= What needs to be done =
In the listing below, how many lines hold "subtitle"? Give the number only.

▼▼▼

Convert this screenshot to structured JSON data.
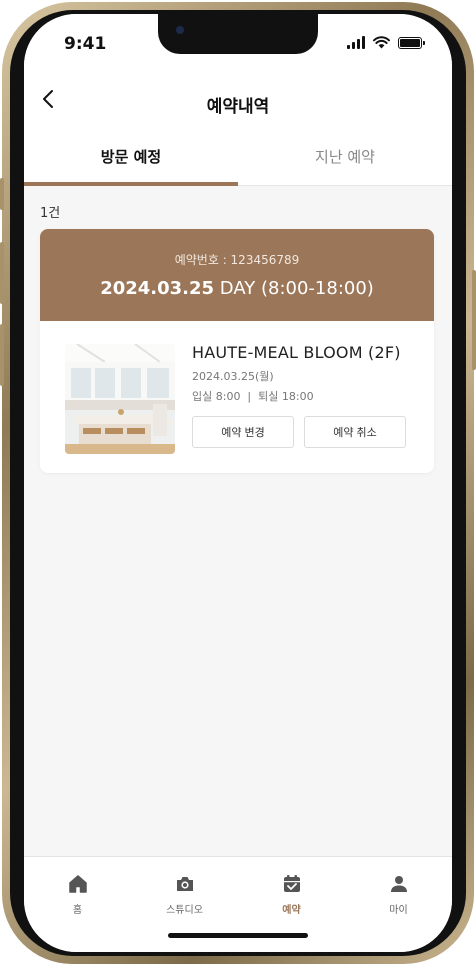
{
  "status_bar": {
    "time": "9:41"
  },
  "header": {
    "title": "예약내역"
  },
  "tabs": [
    {
      "label": "방문 예정",
      "active": true
    },
    {
      "label": "지난 예약",
      "active": false
    }
  ],
  "list": {
    "count": "1건"
  },
  "reservation": {
    "number": "예약번호 : 123456789",
    "date": "2024.03.25",
    "date_suffix": "DAY (8:00-18:00)",
    "studio_name": "HAUTE-MEAL BLOOM (2F)",
    "visit_date": "2024.03.25(월)",
    "checkin_checkout": "입실 8:00  |  퇴실 18:00",
    "change_label": "예약 변경",
    "cancel_label": "예약 취소"
  },
  "bottom_nav": [
    {
      "label": "홈",
      "icon": "home-icon",
      "active": false
    },
    {
      "label": "스튜디오",
      "icon": "camera-icon",
      "active": false
    },
    {
      "label": "예약",
      "icon": "calendar-check-icon",
      "active": true
    },
    {
      "label": "마이",
      "icon": "person-icon",
      "active": false
    }
  ],
  "colors": {
    "accent": "#9b7658",
    "background": "#f6f6f6"
  }
}
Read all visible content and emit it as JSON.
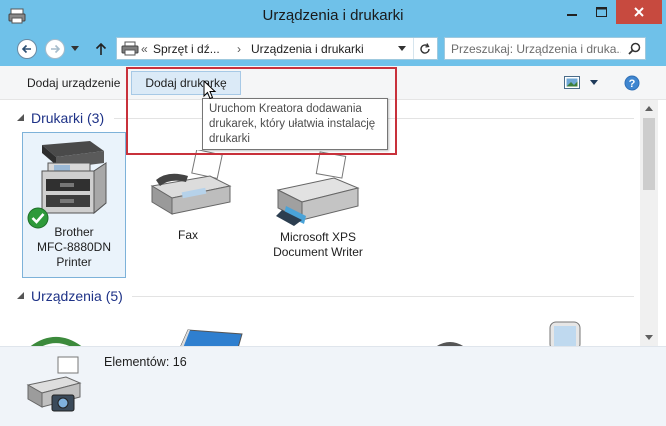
{
  "window": {
    "title": "Urządzenia i drukarki",
    "accent": "#6fc1e9",
    "close_color": "#c74a3f"
  },
  "address": {
    "prefix": "«",
    "crumbs": [
      "Sprzęt i dź...",
      "Urządzenia i drukarki"
    ],
    "separator": "›"
  },
  "search": {
    "placeholder": "Przeszukaj: Urządzenia i druka..."
  },
  "toolbar": {
    "add_device": "Dodaj urządzenie",
    "add_printer": "Dodaj drukarkę"
  },
  "tooltip": {
    "text": "Uruchom Kreatora dodawania drukarek, który ułatwia instalację drukarki"
  },
  "groups": {
    "printers": {
      "label": "Drukarki (3)",
      "items": [
        {
          "line1": "Brother",
          "line2": "MFC-8880DN",
          "line3": "Printer",
          "icon": "multifunction-printer-icon",
          "default": true
        },
        {
          "line1": "Fax",
          "icon": "fax-icon"
        },
        {
          "line1": "Microsoft XPS",
          "line2": "Document Writer",
          "icon": "xps-printer-icon"
        }
      ]
    },
    "devices": {
      "label": "Urządzenia (5)"
    }
  },
  "details": {
    "count": "Elementów: 16"
  },
  "highlight_color": "#c8313b"
}
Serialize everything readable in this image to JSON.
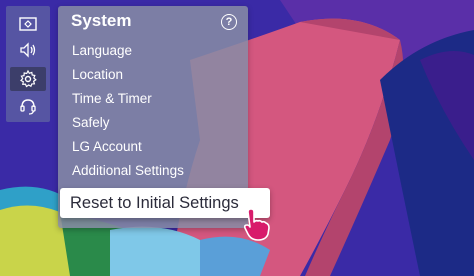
{
  "sidebar": {
    "icons": [
      {
        "name": "picture-icon",
        "active": false
      },
      {
        "name": "sound-icon",
        "active": false
      },
      {
        "name": "settings-gear-icon",
        "active": true
      },
      {
        "name": "support-headset-icon",
        "active": false
      }
    ]
  },
  "panel": {
    "title": "System",
    "help_glyph": "?",
    "items": [
      {
        "label": "Language"
      },
      {
        "label": "Location"
      },
      {
        "label": "Time & Timer"
      },
      {
        "label": "Safely"
      },
      {
        "label": "LG Account"
      },
      {
        "label": "Additional Settings"
      },
      {
        "label": "Reset to Initial Settings",
        "highlighted": true
      }
    ]
  },
  "colors": {
    "accent": "#d81b6b",
    "background_base": "#3a2aa6",
    "highlight_bg": "#ffffff"
  }
}
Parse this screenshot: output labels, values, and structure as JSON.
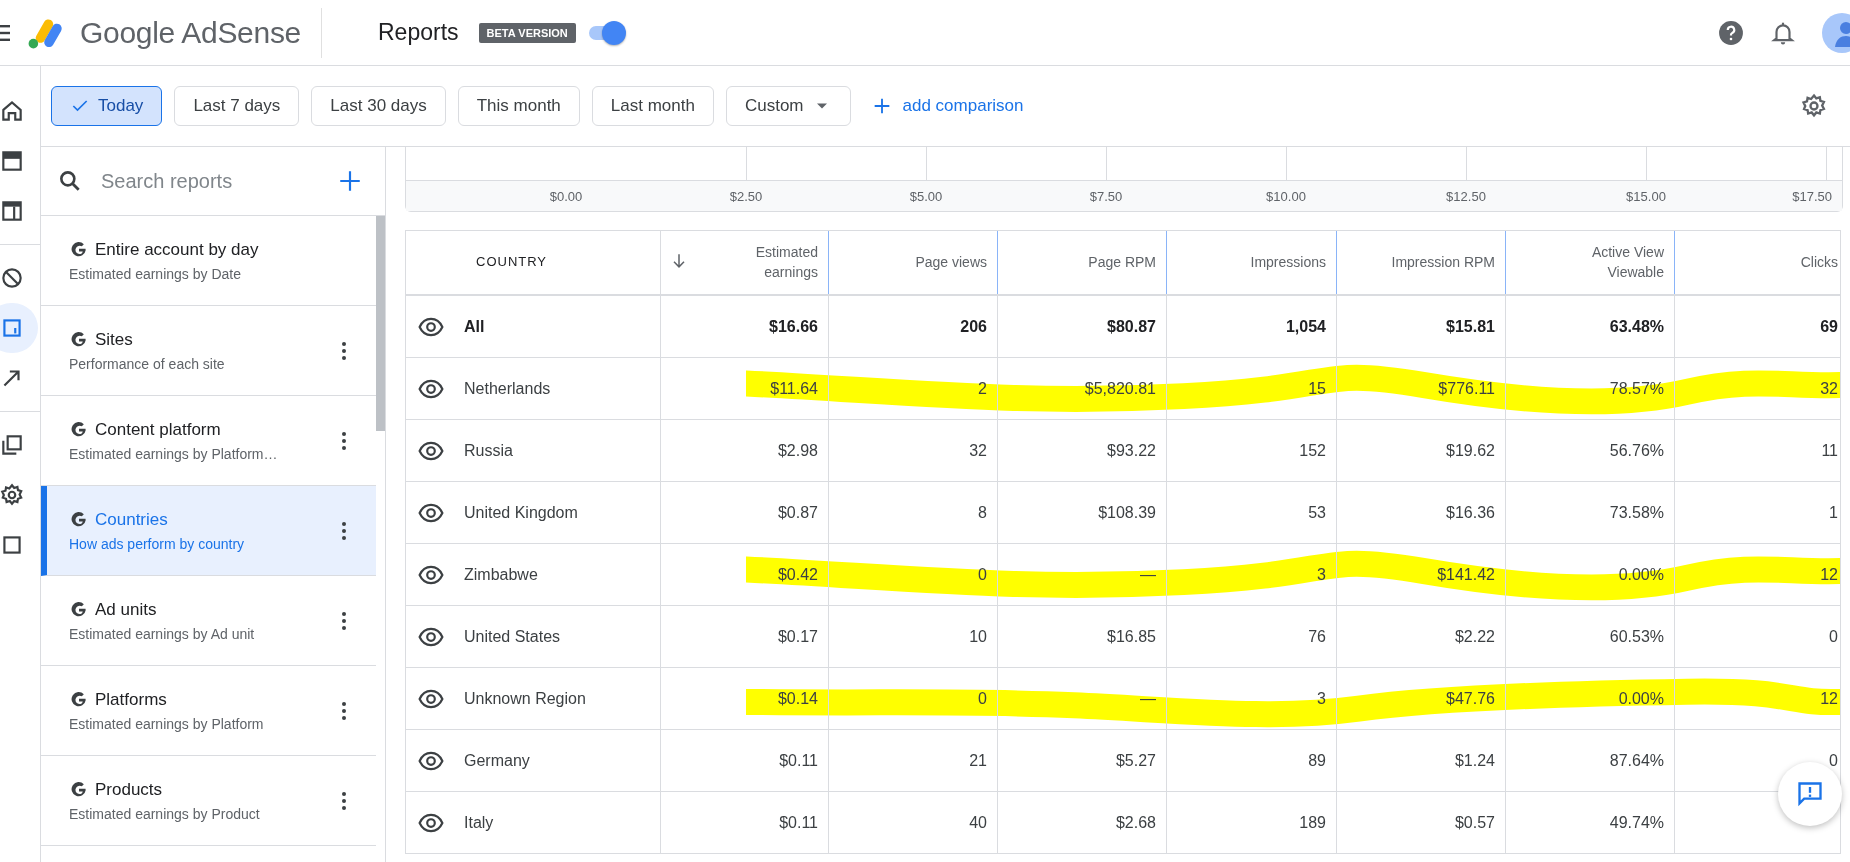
{
  "header": {
    "product": "Google AdSense",
    "page_title": "Reports",
    "badge": "BETA VERSION",
    "beta_toggle": {
      "on": true
    }
  },
  "nav_rail": {
    "items": [
      {
        "kind": "home",
        "selected": false
      },
      {
        "kind": "adbox",
        "selected": false
      },
      {
        "kind": "layout",
        "selected": false
      },
      {
        "kind": "block",
        "selected": false
      },
      {
        "kind": "reports",
        "selected": true
      },
      {
        "kind": "trend",
        "selected": false
      },
      {
        "kind": "copies",
        "selected": false
      },
      {
        "kind": "gear",
        "selected": false
      },
      {
        "kind": "square",
        "selected": false
      }
    ]
  },
  "date_filters": [
    {
      "label": "Today",
      "selected": true
    },
    {
      "label": "Last 7 days",
      "selected": false
    },
    {
      "label": "Last 30 days",
      "selected": false
    },
    {
      "label": "This month",
      "selected": false
    },
    {
      "label": "Last month",
      "selected": false
    },
    {
      "label": "Custom",
      "selected": false,
      "dropdown": true
    }
  ],
  "add_comparison": "add comparison",
  "sidebar": {
    "search": {
      "placeholder": "Search reports"
    },
    "items": [
      {
        "title": "Entire account by day",
        "subtitle": "Estimated earnings by Date",
        "selected": false,
        "menu": false
      },
      {
        "title": "Sites",
        "subtitle": "Performance of each site",
        "selected": false,
        "menu": true
      },
      {
        "title": "Content platform",
        "subtitle": "Estimated earnings by Platform…",
        "selected": false,
        "menu": true
      },
      {
        "title": "Countries",
        "subtitle": "How ads perform by country",
        "selected": true,
        "menu": true
      },
      {
        "title": "Ad units",
        "subtitle": "Estimated earnings by Ad unit",
        "selected": false,
        "menu": true
      },
      {
        "title": "Platforms",
        "subtitle": "Estimated earnings by Platform",
        "selected": false,
        "menu": true
      },
      {
        "title": "Products",
        "subtitle": "Estimated earnings by Product",
        "selected": false,
        "menu": true
      }
    ]
  },
  "chart_axis": {
    "ticks": [
      "$0.00",
      "$2.50",
      "$5.00",
      "$7.50",
      "$10.00",
      "$12.50",
      "$15.00",
      "$17.50"
    ]
  },
  "table": {
    "columns": [
      {
        "label": "COUNTRY",
        "sorted": false
      },
      {
        "label": "Estimated earnings",
        "sorted": true
      },
      {
        "label": "Page views",
        "sorted": false
      },
      {
        "label": "Page RPM",
        "sorted": false
      },
      {
        "label": "Impressions",
        "sorted": false
      },
      {
        "label": "Impression RPM",
        "sorted": false
      },
      {
        "label": "Active View Viewable",
        "sorted": false
      },
      {
        "label": "Clicks",
        "sorted": false
      }
    ],
    "rows": [
      {
        "kind": "total",
        "cells": [
          "All",
          "$16.66",
          "206",
          "$80.87",
          "1,054",
          "$15.81",
          "63.48%",
          "69"
        ],
        "highlighted": false
      },
      {
        "kind": "country",
        "cells": [
          "Netherlands",
          "$11.64",
          "2",
          "$5,820.81",
          "15",
          "$776.11",
          "78.57%",
          "32"
        ],
        "highlighted": true
      },
      {
        "kind": "country",
        "cells": [
          "Russia",
          "$2.98",
          "32",
          "$93.22",
          "152",
          "$19.62",
          "56.76%",
          "11"
        ],
        "highlighted": false
      },
      {
        "kind": "country",
        "cells": [
          "United Kingdom",
          "$0.87",
          "8",
          "$108.39",
          "53",
          "$16.36",
          "73.58%",
          "1"
        ],
        "highlighted": false
      },
      {
        "kind": "country",
        "cells": [
          "Zimbabwe",
          "$0.42",
          "0",
          "—",
          "3",
          "$141.42",
          "0.00%",
          "12"
        ],
        "highlighted": true
      },
      {
        "kind": "country",
        "cells": [
          "United States",
          "$0.17",
          "10",
          "$16.85",
          "76",
          "$2.22",
          "60.53%",
          "0"
        ],
        "highlighted": false
      },
      {
        "kind": "country",
        "cells": [
          "Unknown Region",
          "$0.14",
          "0",
          "—",
          "3",
          "$47.76",
          "0.00%",
          "12"
        ],
        "highlighted": true
      },
      {
        "kind": "country",
        "cells": [
          "Germany",
          "$0.11",
          "21",
          "$5.27",
          "89",
          "$1.24",
          "87.64%",
          "0"
        ],
        "highlighted": false
      },
      {
        "kind": "country",
        "cells": [
          "Italy",
          "$0.11",
          "40",
          "$2.68",
          "189",
          "$0.57",
          "49.74%",
          ""
        ],
        "highlighted": false
      }
    ]
  }
}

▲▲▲

= Task result =
7